THE DATA below:

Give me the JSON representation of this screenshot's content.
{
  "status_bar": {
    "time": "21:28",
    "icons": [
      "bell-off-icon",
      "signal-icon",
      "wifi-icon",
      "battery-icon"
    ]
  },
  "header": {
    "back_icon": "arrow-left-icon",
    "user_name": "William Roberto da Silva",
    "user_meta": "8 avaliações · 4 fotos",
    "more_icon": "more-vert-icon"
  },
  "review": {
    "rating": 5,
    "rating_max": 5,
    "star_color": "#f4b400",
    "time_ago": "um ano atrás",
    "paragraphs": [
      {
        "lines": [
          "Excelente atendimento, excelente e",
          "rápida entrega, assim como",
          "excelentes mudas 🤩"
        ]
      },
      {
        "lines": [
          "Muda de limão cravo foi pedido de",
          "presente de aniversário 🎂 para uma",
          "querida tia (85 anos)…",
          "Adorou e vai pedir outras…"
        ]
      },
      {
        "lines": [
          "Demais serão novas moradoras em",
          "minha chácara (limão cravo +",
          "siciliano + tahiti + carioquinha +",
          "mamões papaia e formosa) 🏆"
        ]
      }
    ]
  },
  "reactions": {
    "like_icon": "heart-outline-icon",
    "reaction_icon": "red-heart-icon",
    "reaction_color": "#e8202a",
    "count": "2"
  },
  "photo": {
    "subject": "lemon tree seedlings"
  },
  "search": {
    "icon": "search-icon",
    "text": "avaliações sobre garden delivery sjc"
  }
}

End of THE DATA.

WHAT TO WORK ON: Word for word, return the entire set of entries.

RESPONSE AREA:
Give me the JSON representation of this screenshot's content.
{
  "status_bar": {
    "time": "21:28",
    "icons": [
      "bell-off-icon",
      "signal-icon",
      "wifi-icon",
      "battery-icon"
    ]
  },
  "header": {
    "back_icon": "arrow-left-icon",
    "user_name": "William Roberto da Silva",
    "user_meta": "8 avaliações · 4 fotos",
    "more_icon": "more-vert-icon"
  },
  "review": {
    "rating": 5,
    "rating_max": 5,
    "star_color": "#f4b400",
    "time_ago": "um ano atrás",
    "paragraphs": [
      {
        "lines": [
          "Excelente atendimento, excelente e",
          "rápida entrega, assim como",
          "excelentes mudas 🤩"
        ]
      },
      {
        "lines": [
          "Muda de limão cravo foi pedido de",
          "presente de aniversário 🎂 para uma",
          "querida tia (85 anos)…",
          "Adorou e vai pedir outras…"
        ]
      },
      {
        "lines": [
          "Demais serão novas moradoras em",
          "minha chácara (limão cravo +",
          "siciliano + tahiti + carioquinha +",
          "mamões papaia e formosa) 🏆"
        ]
      }
    ]
  },
  "reactions": {
    "like_icon": "heart-outline-icon",
    "reaction_icon": "red-heart-icon",
    "reaction_color": "#e8202a",
    "count": "2"
  },
  "photo": {
    "subject": "lemon tree seedlings"
  },
  "search": {
    "icon": "search-icon",
    "text": "avaliações sobre garden delivery sjc"
  }
}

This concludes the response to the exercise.